The term "travel budget" has never meant much to Eric Elfman, CEO of Houston software company DataCert. In 2003, when potential client General Electric (NYSE:GE) requested due diligence information on Elfman's company, he hand-delivered the documents to GE's headquarters in Fairfield, Connecticut, along with three other DataCert staffers, including chief technology officer Eric Smith. The trip cost roughly $20,000, but the extra effort paid off: The next day, DataCert landed the deal.
It was no fluke. DataCert plows hundreds of thousands of dollars into plane tickets and hotel rooms each year, requiring employees in a variety of departments--from account representatives to software developers--to meet with prospective clients in person during crucial points in the sales process, often at a moment's notice. "I've rarely gone on a sales call alone," says Paul Zengilowski, the company's director of product marketing. "Our people really know the technical and business problems, and when I show up with them, it demonstrates the depth of the company."

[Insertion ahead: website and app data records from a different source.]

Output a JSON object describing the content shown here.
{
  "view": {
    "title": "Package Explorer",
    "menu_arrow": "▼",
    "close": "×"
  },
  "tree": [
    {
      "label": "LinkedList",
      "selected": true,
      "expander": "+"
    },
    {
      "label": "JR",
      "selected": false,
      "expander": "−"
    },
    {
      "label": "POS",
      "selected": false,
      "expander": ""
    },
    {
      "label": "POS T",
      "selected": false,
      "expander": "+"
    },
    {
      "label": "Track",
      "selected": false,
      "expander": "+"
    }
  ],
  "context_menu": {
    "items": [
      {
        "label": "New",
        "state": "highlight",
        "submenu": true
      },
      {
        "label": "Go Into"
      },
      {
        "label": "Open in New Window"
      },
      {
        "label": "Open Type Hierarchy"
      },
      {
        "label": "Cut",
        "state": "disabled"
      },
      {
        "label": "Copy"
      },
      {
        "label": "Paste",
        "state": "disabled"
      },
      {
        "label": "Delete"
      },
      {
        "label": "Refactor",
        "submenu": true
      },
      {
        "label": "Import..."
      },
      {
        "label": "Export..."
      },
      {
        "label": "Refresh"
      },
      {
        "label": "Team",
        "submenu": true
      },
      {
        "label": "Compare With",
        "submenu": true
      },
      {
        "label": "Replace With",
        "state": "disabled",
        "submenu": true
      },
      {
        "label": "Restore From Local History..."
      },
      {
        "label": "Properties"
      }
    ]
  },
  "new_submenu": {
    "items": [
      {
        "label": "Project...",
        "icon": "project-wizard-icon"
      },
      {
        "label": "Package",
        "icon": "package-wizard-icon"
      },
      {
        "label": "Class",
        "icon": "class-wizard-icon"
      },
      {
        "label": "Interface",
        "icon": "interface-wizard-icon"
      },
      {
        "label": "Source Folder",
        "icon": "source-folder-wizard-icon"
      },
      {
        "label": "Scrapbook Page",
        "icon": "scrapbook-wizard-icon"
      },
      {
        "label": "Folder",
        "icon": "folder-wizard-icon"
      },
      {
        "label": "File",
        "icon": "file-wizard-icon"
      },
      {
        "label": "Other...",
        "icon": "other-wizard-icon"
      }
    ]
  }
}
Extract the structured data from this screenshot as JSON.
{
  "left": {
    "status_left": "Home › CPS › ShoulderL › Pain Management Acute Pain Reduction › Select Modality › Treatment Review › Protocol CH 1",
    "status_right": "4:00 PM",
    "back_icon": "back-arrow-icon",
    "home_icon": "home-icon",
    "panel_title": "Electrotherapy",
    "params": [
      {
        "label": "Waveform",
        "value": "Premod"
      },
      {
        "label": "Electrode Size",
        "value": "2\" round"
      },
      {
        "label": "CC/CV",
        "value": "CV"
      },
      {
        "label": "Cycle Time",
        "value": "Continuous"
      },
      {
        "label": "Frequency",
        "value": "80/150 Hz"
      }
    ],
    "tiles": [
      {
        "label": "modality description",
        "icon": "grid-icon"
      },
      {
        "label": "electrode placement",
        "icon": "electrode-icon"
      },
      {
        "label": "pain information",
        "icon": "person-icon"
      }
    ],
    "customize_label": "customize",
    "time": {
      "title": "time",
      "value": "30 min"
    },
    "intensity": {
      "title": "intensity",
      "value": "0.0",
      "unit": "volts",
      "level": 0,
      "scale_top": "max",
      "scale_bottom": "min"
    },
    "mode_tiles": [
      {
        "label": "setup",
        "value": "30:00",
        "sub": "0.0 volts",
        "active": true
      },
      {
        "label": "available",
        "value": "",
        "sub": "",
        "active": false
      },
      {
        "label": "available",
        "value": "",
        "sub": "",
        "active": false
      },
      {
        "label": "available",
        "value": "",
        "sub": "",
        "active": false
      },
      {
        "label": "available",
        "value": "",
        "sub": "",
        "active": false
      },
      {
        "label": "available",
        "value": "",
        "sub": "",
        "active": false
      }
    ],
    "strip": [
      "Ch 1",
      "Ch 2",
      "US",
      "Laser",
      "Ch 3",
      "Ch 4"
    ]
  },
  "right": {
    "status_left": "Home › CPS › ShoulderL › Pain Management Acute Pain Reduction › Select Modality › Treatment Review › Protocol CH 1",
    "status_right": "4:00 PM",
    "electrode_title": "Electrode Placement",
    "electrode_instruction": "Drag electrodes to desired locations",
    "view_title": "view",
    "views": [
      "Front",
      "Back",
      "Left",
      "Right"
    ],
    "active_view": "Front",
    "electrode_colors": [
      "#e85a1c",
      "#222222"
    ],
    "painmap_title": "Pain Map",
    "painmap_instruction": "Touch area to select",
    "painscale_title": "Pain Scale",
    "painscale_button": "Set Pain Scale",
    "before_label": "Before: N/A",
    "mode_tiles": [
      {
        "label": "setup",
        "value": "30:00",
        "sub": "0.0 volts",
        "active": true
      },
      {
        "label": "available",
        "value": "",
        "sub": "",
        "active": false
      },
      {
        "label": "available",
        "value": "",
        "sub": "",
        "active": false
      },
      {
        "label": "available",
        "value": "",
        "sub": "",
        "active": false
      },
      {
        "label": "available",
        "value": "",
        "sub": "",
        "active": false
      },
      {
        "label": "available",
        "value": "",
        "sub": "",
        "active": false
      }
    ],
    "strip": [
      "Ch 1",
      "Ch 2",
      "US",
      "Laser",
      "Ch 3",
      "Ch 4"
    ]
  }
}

This kind of aggressiveness may seem excessive. But many companies, particularly those selling sophisticated products to other businesses, would be smart to adopt a similar approach to wooing customers, according to Das Narayandas, a Harvard Business School professor who specializes in sales-force management and business-to-business marketing. Companies selling complex products can no longer afford to send a lone salesperson, or even a team of salespeople, to meet with potential clients, he says. Instead, businesses must involve a variety of employees in the sales process, leveraging different parts of the company to create a more consulting-based style. "Flooding the field is a great way to reach a tipping point where the customer finally gets it," Narayandas says. The strategy is potentially even more powerful now that many companies eschew in-person meetings for Web demos and video conferences.
DataCert's team strategy was born out of necessity when Elfman and Smith founded the company in 1998. "When we made our first sale, there were only four or five people in the company," Elfman says. "DataCert was a speck compared to other businesses." Rather than rely on telephone sales and remote demos, the partners decided to meet with potential clients in person, bringing along as much of their team as possible. It was a huge investment for a start-up, Elfman says, but it worked: An in-person meeting with several DataCert staffers helped win over a wary UPS (NYSE:UPS) executive, and the shipping company became DataCert's first major contract. "It made a big difference in our decision to go with them," recalls Cyndie Cox, former technology manager of UPS's legal department.
Now that DataCert boasts an impressive roster of blue chip clients, including Microsoft and AT&T, it no longer has as much to prove. But the company's commando-style sales strategy remains the same. These days, about 40 of DataCert's 120 employees are dispatched on sales calls regularly, with teams of between four and six staffers meeting with each sales prospect about half a dozen times. The process has become increasingly tricky to manage as the company has grown. To maintain some semblance of structure, regional sales managers decide which employees should attend each meeting. "We encourage them to bring additional resources to each engagement as aggressively as possible," says Zengilowski. If a contact seems confused about technical aspects of a software program, for instance, the account manager might ask an engineer to give a demonstration.
In many instances, travel plans must be made on the fly, so staffers are permitted to handle their own arrangements. A companywide policy helps keep costs in check by providing guidelines on, say, how much hotel rooms should cost in different cities, and DataCert's senior vice president of sales and marketing, Jeff Bolke, keeps tabs on overall spending. Luxuries like first-class plane tickets are strictly forbidden. "Our co-founders fly coach, so that's the culture," says Zengilowski.
Despite the low-budget ethos, DataCert spends about $100,000 courting each prospective client, often plunking down $30,000 on travel expenses alone. "Our cost of customer acquisition is higher than our competitors', but in the end our deals yield more revenue because of our business model," Elfman says. A yearly subscription to DataCert's service costs $100,000 to $200,000, and fees paid by participating law firms can increase the value of a contract to $500,000 a year. "In essence they're leasing from us," Elfman says. "In year two through infinity, the margin is huge." DataCert's approach doesn't always work. For example, Elfman and five staffers recently made several pricey trips to London to meet with a potential client, only to lose out to another company. It wasn't easy to write off all that time and money, but Elfman has no regrets. "The only way we ever would have won the account is by staffing it the way we did," he insists. "Otherwise we never would have had a shot."